■ **Work order**
Please retype the data that follows, starting at the line containing "Convert this screenshot" and stopping after the last line.
=== Dataset content ===
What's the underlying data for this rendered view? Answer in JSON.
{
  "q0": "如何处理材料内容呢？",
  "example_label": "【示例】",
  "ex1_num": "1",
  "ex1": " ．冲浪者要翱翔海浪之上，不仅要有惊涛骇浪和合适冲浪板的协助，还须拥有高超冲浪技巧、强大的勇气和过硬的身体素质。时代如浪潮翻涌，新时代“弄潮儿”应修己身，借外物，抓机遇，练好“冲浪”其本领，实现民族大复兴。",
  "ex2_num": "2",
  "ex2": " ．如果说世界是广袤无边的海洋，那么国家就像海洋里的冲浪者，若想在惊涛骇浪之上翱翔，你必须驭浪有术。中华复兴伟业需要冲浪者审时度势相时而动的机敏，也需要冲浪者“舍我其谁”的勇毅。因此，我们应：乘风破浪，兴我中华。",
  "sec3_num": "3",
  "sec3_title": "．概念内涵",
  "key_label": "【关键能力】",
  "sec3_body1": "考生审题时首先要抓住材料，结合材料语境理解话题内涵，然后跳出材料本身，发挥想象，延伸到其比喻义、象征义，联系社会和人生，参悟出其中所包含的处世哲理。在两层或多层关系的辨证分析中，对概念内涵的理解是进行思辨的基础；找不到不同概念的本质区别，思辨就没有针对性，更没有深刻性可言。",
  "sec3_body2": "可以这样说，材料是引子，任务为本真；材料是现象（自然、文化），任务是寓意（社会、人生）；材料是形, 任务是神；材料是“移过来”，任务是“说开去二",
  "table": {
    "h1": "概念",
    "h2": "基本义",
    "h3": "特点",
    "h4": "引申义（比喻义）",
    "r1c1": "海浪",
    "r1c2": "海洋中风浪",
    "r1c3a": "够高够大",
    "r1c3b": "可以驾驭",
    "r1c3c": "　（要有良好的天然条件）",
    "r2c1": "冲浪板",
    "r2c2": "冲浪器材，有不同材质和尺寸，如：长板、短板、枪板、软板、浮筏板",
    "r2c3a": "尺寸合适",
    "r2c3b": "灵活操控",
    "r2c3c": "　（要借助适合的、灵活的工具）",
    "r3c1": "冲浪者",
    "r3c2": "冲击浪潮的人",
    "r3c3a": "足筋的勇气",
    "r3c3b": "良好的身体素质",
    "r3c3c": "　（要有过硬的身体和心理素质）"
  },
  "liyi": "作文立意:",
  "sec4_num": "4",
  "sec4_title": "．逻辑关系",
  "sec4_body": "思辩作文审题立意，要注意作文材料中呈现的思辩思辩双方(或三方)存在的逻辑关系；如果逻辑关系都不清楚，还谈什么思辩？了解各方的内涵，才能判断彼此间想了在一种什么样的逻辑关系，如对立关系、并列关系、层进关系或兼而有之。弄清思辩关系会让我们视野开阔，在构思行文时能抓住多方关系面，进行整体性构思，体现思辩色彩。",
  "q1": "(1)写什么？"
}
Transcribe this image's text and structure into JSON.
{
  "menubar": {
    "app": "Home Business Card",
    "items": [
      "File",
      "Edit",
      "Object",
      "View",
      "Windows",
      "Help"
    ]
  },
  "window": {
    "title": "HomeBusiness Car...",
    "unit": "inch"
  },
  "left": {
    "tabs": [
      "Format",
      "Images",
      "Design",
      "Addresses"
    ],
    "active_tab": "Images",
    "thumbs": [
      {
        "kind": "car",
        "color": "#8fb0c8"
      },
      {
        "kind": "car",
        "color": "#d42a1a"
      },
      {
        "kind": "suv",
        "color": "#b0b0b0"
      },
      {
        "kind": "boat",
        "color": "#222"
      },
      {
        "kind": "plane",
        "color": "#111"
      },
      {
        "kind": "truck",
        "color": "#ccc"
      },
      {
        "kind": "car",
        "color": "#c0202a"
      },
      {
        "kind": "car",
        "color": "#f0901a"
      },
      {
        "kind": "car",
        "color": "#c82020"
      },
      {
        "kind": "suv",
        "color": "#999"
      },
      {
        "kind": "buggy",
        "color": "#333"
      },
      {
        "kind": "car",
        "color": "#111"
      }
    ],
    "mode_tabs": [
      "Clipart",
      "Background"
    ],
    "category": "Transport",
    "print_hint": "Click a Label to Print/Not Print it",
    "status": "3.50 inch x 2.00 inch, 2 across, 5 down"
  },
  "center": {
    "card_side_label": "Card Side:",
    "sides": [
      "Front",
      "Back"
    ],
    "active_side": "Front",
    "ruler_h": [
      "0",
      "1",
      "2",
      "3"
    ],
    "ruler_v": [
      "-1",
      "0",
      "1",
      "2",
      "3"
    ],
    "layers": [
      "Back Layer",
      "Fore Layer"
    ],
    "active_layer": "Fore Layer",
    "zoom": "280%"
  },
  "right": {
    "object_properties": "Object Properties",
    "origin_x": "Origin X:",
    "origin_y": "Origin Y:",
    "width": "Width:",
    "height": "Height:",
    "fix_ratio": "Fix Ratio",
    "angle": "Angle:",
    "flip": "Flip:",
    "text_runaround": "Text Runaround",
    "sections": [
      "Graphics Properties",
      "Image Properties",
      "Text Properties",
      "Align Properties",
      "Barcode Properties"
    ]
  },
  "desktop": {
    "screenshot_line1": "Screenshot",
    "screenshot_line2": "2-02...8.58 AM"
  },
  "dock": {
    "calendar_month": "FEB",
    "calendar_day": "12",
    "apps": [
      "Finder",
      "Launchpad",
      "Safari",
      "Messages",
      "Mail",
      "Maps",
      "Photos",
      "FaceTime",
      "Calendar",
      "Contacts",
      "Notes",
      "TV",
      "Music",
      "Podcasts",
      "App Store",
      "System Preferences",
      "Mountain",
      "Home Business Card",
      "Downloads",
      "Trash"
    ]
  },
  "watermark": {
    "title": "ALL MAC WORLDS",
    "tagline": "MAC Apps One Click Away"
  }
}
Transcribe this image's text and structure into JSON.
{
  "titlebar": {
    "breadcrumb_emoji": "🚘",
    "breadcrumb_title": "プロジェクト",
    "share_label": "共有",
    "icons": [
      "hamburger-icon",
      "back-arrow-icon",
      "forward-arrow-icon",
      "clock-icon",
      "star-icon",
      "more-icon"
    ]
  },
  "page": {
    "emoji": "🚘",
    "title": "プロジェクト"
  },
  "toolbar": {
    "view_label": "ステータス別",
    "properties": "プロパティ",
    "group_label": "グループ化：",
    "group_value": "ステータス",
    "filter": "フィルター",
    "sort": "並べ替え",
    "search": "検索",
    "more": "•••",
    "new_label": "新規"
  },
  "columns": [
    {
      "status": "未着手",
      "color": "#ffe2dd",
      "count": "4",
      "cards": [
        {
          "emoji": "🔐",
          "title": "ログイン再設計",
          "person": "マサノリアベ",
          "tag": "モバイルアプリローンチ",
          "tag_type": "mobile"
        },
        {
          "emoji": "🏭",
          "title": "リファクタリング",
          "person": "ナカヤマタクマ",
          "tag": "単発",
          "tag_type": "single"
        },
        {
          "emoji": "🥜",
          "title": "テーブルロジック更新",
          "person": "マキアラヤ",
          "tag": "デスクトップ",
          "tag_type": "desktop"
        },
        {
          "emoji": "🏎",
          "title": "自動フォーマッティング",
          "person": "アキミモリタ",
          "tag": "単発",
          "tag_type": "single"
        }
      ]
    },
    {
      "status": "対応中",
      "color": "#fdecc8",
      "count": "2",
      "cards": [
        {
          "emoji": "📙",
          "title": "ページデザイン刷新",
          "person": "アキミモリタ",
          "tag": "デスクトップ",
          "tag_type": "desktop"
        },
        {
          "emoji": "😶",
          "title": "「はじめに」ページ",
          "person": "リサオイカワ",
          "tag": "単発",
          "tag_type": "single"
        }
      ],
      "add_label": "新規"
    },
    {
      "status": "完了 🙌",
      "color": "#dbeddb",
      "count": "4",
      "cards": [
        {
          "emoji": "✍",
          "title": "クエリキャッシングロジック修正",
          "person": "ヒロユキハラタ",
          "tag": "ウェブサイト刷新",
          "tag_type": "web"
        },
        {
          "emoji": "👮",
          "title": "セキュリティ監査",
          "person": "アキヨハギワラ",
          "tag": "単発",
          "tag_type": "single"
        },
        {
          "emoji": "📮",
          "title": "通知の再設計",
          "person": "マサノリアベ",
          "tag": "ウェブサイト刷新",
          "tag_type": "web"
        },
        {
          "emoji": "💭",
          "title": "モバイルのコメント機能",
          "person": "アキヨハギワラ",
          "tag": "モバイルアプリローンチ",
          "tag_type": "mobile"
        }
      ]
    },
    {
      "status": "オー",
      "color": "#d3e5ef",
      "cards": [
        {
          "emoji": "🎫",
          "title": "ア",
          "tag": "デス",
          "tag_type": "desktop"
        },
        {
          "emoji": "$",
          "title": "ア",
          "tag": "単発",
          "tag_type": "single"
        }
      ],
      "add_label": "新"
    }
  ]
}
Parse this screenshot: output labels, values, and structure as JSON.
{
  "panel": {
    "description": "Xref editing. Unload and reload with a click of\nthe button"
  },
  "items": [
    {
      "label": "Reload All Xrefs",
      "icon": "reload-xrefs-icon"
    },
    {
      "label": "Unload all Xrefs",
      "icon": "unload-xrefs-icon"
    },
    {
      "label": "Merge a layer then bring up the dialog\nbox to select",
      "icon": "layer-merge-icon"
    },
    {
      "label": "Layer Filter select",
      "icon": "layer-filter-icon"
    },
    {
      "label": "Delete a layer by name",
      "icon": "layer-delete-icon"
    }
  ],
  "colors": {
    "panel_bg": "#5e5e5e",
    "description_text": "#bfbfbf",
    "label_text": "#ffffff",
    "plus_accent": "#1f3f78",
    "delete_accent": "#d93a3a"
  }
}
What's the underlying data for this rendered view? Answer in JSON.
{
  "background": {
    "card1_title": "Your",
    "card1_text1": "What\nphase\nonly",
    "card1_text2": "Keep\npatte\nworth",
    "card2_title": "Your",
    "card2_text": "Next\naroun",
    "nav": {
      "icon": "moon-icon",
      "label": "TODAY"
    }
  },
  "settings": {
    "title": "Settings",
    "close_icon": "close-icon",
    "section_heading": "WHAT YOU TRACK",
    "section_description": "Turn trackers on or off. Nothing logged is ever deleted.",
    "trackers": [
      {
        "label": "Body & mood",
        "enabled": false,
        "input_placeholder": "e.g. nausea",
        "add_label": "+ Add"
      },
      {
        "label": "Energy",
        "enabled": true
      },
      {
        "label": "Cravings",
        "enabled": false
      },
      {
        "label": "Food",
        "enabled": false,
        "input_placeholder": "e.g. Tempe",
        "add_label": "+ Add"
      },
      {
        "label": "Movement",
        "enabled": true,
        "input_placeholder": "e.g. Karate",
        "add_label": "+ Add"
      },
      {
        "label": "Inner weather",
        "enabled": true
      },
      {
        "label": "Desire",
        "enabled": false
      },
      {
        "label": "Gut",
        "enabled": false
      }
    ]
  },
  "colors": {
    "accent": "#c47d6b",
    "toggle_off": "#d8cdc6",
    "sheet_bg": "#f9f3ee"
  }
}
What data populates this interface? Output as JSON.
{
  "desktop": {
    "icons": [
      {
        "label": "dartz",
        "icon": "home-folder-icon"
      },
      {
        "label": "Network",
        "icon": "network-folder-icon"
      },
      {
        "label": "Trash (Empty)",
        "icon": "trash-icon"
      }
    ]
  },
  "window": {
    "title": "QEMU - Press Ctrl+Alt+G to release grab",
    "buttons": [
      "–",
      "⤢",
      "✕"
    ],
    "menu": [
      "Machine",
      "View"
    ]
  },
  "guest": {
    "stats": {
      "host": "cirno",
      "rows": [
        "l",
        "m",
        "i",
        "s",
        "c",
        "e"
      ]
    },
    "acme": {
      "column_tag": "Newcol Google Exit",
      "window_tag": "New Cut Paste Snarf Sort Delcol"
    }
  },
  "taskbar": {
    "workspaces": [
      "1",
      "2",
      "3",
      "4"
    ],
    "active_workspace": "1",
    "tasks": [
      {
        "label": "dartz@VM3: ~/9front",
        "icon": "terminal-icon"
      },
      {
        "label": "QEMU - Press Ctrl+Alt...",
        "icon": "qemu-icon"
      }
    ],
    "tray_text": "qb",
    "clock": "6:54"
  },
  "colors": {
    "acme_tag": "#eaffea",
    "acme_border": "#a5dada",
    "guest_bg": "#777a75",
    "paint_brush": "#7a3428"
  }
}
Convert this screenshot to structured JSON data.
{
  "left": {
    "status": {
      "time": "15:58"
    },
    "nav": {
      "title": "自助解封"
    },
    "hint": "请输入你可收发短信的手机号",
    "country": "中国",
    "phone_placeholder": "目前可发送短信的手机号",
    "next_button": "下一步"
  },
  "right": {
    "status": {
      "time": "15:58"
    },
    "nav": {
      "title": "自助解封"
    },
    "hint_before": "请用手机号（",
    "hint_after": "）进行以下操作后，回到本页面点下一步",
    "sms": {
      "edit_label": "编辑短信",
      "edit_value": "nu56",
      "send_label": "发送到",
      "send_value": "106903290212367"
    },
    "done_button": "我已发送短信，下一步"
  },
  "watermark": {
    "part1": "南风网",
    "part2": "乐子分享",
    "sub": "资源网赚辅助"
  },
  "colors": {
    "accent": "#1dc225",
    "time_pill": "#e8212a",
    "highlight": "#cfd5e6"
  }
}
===
■ **Response**
Convert this screenshot to structured JSON data.
{
  "left": {
    "status": {
      "time": "15:58"
    },
    "nav": {
      "title": "自助解封"
    },
    "hint": "请输入你可收发短信的手机号",
    "country": "中国",
    "phone_placeholder": "目前可发送短信的手机号",
    "next_button": "下一步"
  },
  "right": {
    "status": {
      "time": "15:58"
    },
    "nav": {
      "title": "自助解封"
    },
    "hint_before": "请用手机号（",
    "hint_after": "）进行以下操作后，回到本页面点下一步",
    "sms": {
      "edit_label": "编辑短信",
      "edit_value": "nu56",
      "send_label": "发送到",
      "send_value": "106903290212367"
    },
    "done_button": "我已发送短信，下一步"
  },
  "watermark": {
    "part1": "南风网",
    "part2": "乐子分享",
    "sub": "资源网赚辅助"
  },
  "colors": {
    "accent": "#1dc225",
    "time_pill": "#e8212a",
    "highlight": "#cfd5e6"
  }
}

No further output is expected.